What is required
Pictures aside, can you reproduce the records word for word?

Raw data
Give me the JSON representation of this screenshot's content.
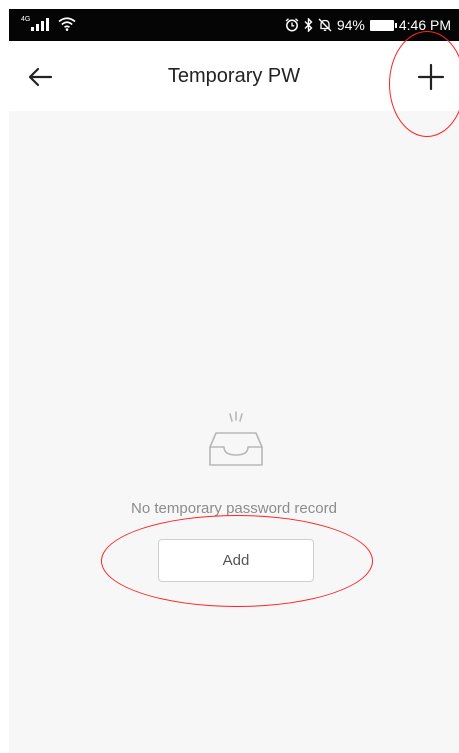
{
  "status_bar": {
    "network": "4G",
    "battery_percent": "94%",
    "time": "4:46 PM",
    "icons": [
      "signal-icon",
      "wifi-icon",
      "alarm-icon",
      "bluetooth-icon",
      "mute-icon",
      "battery-icon"
    ]
  },
  "header": {
    "title": "Temporary PW",
    "back_icon": "arrow-left-icon",
    "add_icon": "plus-icon"
  },
  "empty_state": {
    "icon": "empty-inbox-icon",
    "message": "No temporary password record",
    "button_label": "Add"
  },
  "annotations": {
    "color": "#ff2222"
  }
}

Solution for this problem
Give me the JSON representation of this screenshot's content.
{
  "status_bar": {
    "network": "4G",
    "battery_percent": "94%",
    "time": "4:46 PM",
    "icons": [
      "signal-icon",
      "wifi-icon",
      "alarm-icon",
      "bluetooth-icon",
      "mute-icon",
      "battery-icon"
    ]
  },
  "header": {
    "title": "Temporary PW",
    "back_icon": "arrow-left-icon",
    "add_icon": "plus-icon"
  },
  "empty_state": {
    "icon": "empty-inbox-icon",
    "message": "No temporary password record",
    "button_label": "Add"
  },
  "annotations": {
    "color": "#ff2222"
  }
}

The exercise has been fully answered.